Those fighters — 54 in all — suffered perhaps their most embarrassing setback yet on Thursday. One of their leaders, a Syrian Army defector who recruited them, was abducted in Syria near the Turkish border, along with his deputy who commands the trainees. They were seized not by the Islamic State but by its rival the Nusra Front, an affiliate of Al Qaeda that is another Islamist extremist byproduct of the four-year-old Syrian civil war.
The abductions illustrate the challenges confronting the Obama administration as it seeks to marshal local insurgents to fight the Islamic State, which it views as the region’s biggest threat.
After a year of trying, the Pentagon still struggles to find recruits to fight the Islamic State without also battling the forces of President Bashar al-Assad of Syria, their original foe. The willing few face vetting meant to weed out extremists, so stringent that only dozens have been approved, and they are bit players in the rebellion. The program has not engaged with the biggest, most powerful groups, Islamist factions that are better funded, better equipped and more motivated.

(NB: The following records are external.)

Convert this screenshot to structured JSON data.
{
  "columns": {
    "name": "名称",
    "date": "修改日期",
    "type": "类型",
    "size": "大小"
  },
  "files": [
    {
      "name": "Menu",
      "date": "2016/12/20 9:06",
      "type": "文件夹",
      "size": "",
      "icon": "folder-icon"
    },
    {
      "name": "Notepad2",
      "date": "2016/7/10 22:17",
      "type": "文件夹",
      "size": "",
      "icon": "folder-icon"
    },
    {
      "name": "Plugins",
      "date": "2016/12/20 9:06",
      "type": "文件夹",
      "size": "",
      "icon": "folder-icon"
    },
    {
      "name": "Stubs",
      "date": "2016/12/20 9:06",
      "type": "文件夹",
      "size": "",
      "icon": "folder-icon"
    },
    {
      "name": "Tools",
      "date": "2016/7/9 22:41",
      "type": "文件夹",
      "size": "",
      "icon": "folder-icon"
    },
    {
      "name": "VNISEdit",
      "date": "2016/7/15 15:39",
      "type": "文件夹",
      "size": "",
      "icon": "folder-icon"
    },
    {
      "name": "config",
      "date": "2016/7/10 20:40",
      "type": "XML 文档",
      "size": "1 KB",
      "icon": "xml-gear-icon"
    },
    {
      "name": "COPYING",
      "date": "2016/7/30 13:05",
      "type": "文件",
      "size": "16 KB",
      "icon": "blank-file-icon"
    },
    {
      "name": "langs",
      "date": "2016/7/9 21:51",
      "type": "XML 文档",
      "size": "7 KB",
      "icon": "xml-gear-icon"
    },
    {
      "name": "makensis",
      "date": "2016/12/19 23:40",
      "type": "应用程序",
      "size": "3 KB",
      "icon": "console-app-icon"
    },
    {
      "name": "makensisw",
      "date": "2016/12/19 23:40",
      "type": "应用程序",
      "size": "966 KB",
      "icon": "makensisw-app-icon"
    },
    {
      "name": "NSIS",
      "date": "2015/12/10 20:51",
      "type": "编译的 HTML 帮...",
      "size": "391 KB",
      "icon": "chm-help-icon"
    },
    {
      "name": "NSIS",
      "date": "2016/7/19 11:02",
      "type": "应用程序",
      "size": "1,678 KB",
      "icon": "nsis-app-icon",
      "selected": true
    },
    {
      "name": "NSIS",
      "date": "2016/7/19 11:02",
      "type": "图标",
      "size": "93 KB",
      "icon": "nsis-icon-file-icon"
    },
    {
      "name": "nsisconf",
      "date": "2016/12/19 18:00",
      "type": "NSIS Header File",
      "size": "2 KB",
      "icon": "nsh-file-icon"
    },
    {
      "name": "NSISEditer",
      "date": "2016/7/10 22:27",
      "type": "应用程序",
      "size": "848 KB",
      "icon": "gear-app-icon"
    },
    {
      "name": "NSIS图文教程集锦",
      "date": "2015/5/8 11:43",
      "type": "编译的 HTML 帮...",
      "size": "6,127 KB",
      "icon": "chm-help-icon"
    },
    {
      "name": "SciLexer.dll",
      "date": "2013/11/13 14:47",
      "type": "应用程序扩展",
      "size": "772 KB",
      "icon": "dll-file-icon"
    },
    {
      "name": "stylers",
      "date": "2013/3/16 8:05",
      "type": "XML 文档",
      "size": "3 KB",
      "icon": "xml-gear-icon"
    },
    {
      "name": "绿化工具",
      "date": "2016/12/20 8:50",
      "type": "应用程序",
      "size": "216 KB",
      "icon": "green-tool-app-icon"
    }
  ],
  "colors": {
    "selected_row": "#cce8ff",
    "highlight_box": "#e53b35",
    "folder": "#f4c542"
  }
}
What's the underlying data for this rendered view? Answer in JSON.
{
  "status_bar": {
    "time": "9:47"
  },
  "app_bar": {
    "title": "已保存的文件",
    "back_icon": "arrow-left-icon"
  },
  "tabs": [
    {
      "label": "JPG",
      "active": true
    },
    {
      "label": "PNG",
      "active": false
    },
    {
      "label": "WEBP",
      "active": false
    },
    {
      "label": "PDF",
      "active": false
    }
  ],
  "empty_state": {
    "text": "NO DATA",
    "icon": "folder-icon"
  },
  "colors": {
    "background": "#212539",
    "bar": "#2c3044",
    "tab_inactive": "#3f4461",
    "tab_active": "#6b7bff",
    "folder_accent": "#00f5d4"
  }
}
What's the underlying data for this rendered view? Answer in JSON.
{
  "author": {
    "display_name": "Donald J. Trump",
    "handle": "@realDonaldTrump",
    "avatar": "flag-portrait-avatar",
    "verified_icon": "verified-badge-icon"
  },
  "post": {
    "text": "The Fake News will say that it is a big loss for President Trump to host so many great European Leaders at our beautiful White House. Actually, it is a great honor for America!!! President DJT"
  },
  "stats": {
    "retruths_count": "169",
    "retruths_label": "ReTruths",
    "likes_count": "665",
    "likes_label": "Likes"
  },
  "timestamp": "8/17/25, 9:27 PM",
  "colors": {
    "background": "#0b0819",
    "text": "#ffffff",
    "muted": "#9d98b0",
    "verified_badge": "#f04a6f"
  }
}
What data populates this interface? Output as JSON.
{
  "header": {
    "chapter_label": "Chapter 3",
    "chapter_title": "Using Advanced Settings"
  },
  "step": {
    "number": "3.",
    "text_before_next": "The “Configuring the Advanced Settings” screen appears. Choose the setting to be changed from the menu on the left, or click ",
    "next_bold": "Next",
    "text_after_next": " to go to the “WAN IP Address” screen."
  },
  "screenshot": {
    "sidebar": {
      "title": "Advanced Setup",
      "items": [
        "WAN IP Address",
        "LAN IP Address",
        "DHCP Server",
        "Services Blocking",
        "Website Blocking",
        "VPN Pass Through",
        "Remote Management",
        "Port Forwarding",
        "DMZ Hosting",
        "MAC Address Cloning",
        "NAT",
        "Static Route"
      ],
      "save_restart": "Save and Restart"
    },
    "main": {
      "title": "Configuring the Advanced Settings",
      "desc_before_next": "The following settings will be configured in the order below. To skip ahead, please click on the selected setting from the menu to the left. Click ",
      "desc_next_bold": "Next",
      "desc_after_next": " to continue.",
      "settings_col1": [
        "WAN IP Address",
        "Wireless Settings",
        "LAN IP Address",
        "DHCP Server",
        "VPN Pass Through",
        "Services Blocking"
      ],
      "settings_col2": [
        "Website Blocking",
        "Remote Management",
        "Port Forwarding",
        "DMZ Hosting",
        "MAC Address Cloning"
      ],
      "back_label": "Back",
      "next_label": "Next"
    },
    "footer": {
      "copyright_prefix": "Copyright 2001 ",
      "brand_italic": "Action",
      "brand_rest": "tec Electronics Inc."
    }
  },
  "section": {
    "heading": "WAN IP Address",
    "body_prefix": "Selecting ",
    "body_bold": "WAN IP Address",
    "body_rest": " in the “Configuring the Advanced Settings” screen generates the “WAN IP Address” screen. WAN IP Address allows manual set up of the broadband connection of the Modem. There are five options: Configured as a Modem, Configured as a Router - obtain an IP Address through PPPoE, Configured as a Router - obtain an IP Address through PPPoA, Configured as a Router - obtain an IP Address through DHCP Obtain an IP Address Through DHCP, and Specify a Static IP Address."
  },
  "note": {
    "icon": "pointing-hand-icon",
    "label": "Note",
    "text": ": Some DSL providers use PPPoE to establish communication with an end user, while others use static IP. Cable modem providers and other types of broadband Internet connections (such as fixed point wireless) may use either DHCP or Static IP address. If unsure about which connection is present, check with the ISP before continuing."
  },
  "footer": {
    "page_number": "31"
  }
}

The setback for the American effort in Syria comes just as the United States and Turkey have undertaken a joint plan to create an “Islamic State free-zone” in northern Syria, using warplanes flown from Turkish air bases to take the area with a ground force of Syrian insurgents, presumably including trainees of the Pentagon’s program. [Continue reading…]